* _Work task_
Reproduce the data exactly and drop any pictures it holds.

* _Given data_
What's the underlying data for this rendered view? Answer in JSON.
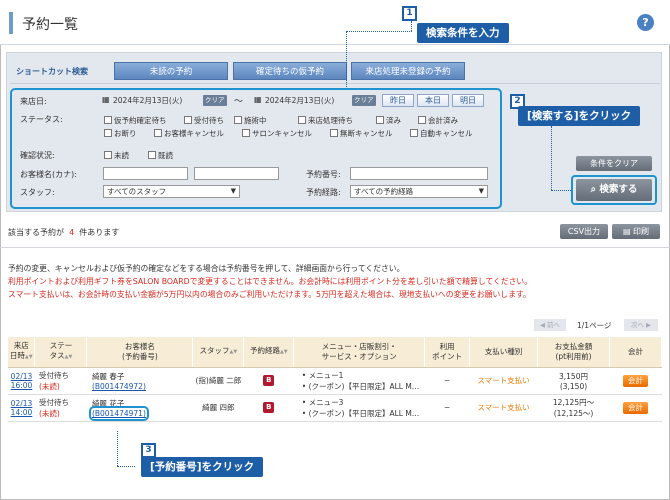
{
  "page": {
    "title": "予約一覧",
    "help": "?"
  },
  "shortcut": {
    "label": "ショートカット検索",
    "buttons": [
      "未読の予約",
      "確定待ちの仮予約",
      "来店処理未登録の予約"
    ]
  },
  "search": {
    "visit_date_label": "来店日:",
    "date_from": "2024年2月13日(火)",
    "date_to": "2024年2月13日(火)",
    "clear": "クリア",
    "tilde": "〜",
    "date_buttons": [
      "昨日",
      "本日",
      "明日"
    ],
    "status_label": "ステータス:",
    "status_items": [
      "仮予約確定待ち",
      "受付待ち",
      "施術中",
      "来店処理待ち",
      "済み",
      "会計済み",
      "お断り",
      "お客様キャンセル",
      "サロンキャンセル",
      "無断キャンセル",
      "自動キャンセル"
    ],
    "confirm_label": "確認状況:",
    "confirm_items": [
      "未読",
      "既読"
    ],
    "customer_label": "お客様名(カナ):",
    "reservation_no_label": "予約番号:",
    "staff_label": "スタッフ:",
    "staff_value": "すべてのスタッフ",
    "route_label": "予約経路:",
    "route_value": "すべての予約経路",
    "clear_conditions": "条件をクリア",
    "search_button": "検索する",
    "search_icon": "magnifier"
  },
  "callouts": [
    {
      "num": "1",
      "text": "検索条件を入力"
    },
    {
      "num": "2",
      "text": "[検索する]をクリック"
    },
    {
      "num": "3",
      "text": "[予約番号]をクリック"
    }
  ],
  "results": {
    "prefix": "該当する予約が",
    "count": "4",
    "suffix": "件あります",
    "csv": "CSV出力",
    "print": "印刷",
    "print_icon": "printer"
  },
  "notes": [
    "予約の変更、キャンセルおよび仮予約の確定などをする場合は予約番号を押して、詳細画面から行ってください。",
    "利用ポイントおよび利用ギフト券をSALON BOARDで変更することはできません。お会計時には利用ポイント分を差し引いた額で精算してください。",
    "スマート支払いは、お会計時の支払い金額が5万円以内の場合のみご利用いただけます。5万円を超えた場合は、現地支払いへの変更をお願いします。"
  ],
  "pager": {
    "prev": "◀ 前へ",
    "page": "1/1ページ",
    "next": "次へ ▶"
  },
  "table": {
    "headers": [
      "来店\n日時",
      "ステー\nタス",
      "お客様名\n(予約番号)",
      "スタッフ",
      "予約経路",
      "メニュー・店販割引・\nサービス・オプション",
      "利用\nポイント",
      "支払い種別",
      "お支払金額\n(pt利用前)",
      "会計"
    ],
    "rows": [
      {
        "date": "02/13",
        "time": "16:00",
        "status": "受付待ち",
        "sub": "(未読)",
        "name": "綺麗 春子",
        "no": "(B001474972)",
        "staff": "(指)綺麗 二郎",
        "route": "B",
        "menu1": "メニュー1",
        "menu2": "(クーポン)【平日限定】ALL M…",
        "point": "−",
        "pay": "スマート支払い",
        "amount": "3,150円",
        "amount2": "(3,150)",
        "btn": "会計"
      },
      {
        "date": "02/13",
        "time": "14:00",
        "status": "受付待ち",
        "sub": "(未読)",
        "name": "綺麗 花子",
        "no": "(B001474971)",
        "staff": "綺麗 四郎",
        "route": "B",
        "menu1": "メニュー3",
        "menu2": "(クーポン)【平日限定】ALL M…",
        "point": "−",
        "pay": "スマート支払い",
        "amount": "12,125円〜",
        "amount2": "(12,125〜)",
        "btn": "会計"
      }
    ]
  }
}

* _Exercise response_
What's the underlying data for this rendered view? Answer in JSON.
{
  "page": {
    "title": "予約一覧",
    "help": "?"
  },
  "shortcut": {
    "label": "ショートカット検索",
    "buttons": [
      "未読の予約",
      "確定待ちの仮予約",
      "来店処理未登録の予約"
    ]
  },
  "search": {
    "visit_date_label": "来店日:",
    "date_from": "2024年2月13日(火)",
    "date_to": "2024年2月13日(火)",
    "clear": "クリア",
    "tilde": "〜",
    "date_buttons": [
      "昨日",
      "本日",
      "明日"
    ],
    "status_label": "ステータス:",
    "status_items": [
      "仮予約確定待ち",
      "受付待ち",
      "施術中",
      "来店処理待ち",
      "済み",
      "会計済み",
      "お断り",
      "お客様キャンセル",
      "サロンキャンセル",
      "無断キャンセル",
      "自動キャンセル"
    ],
    "confirm_label": "確認状況:",
    "confirm_items": [
      "未読",
      "既読"
    ],
    "customer_label": "お客様名(カナ):",
    "reservation_no_label": "予約番号:",
    "staff_label": "スタッフ:",
    "staff_value": "すべてのスタッフ",
    "route_label": "予約経路:",
    "route_value": "すべての予約経路",
    "clear_conditions": "条件をクリア",
    "search_button": "検索する",
    "search_icon": "magnifier"
  },
  "callouts": [
    {
      "num": "1",
      "text": "検索条件を入力"
    },
    {
      "num": "2",
      "text": "[検索する]をクリック"
    },
    {
      "num": "3",
      "text": "[予約番号]をクリック"
    }
  ],
  "results": {
    "prefix": "該当する予約が",
    "count": "4",
    "suffix": "件あります",
    "csv": "CSV出力",
    "print": "印刷",
    "print_icon": "printer"
  },
  "notes": [
    "予約の変更、キャンセルおよび仮予約の確定などをする場合は予約番号を押して、詳細画面から行ってください。",
    "利用ポイントおよび利用ギフト券をSALON BOARDで変更することはできません。お会計時には利用ポイント分を差し引いた額で精算してください。",
    "スマート支払いは、お会計時の支払い金額が5万円以内の場合のみご利用いただけます。5万円を超えた場合は、現地支払いへの変更をお願いします。"
  ],
  "pager": {
    "prev": "◀ 前へ",
    "page": "1/1ページ",
    "next": "次へ ▶"
  },
  "table": {
    "headers": [
      "来店\n日時",
      "ステー\nタス",
      "お客様名\n(予約番号)",
      "スタッフ",
      "予約経路",
      "メニュー・店販割引・\nサービス・オプション",
      "利用\nポイント",
      "支払い種別",
      "お支払金額\n(pt利用前)",
      "会計"
    ],
    "rows": [
      {
        "date": "02/13",
        "time": "16:00",
        "status": "受付待ち",
        "sub": "(未読)",
        "name": "綺麗 春子",
        "no": "(B001474972)",
        "staff": "(指)綺麗 二郎",
        "route": "B",
        "menu1": "メニュー1",
        "menu2": "(クーポン)【平日限定】ALL M…",
        "point": "−",
        "pay": "スマート支払い",
        "amount": "3,150円",
        "amount2": "(3,150)",
        "btn": "会計"
      },
      {
        "date": "02/13",
        "time": "14:00",
        "status": "受付待ち",
        "sub": "(未読)",
        "name": "綺麗 花子",
        "no": "(B001474971)",
        "staff": "綺麗 四郎",
        "route": "B",
        "menu1": "メニュー3",
        "menu2": "(クーポン)【平日限定】ALL M…",
        "point": "−",
        "pay": "スマート支払い",
        "amount": "12,125円〜",
        "amount2": "(12,125〜)",
        "btn": "会計"
      }
    ]
  }
}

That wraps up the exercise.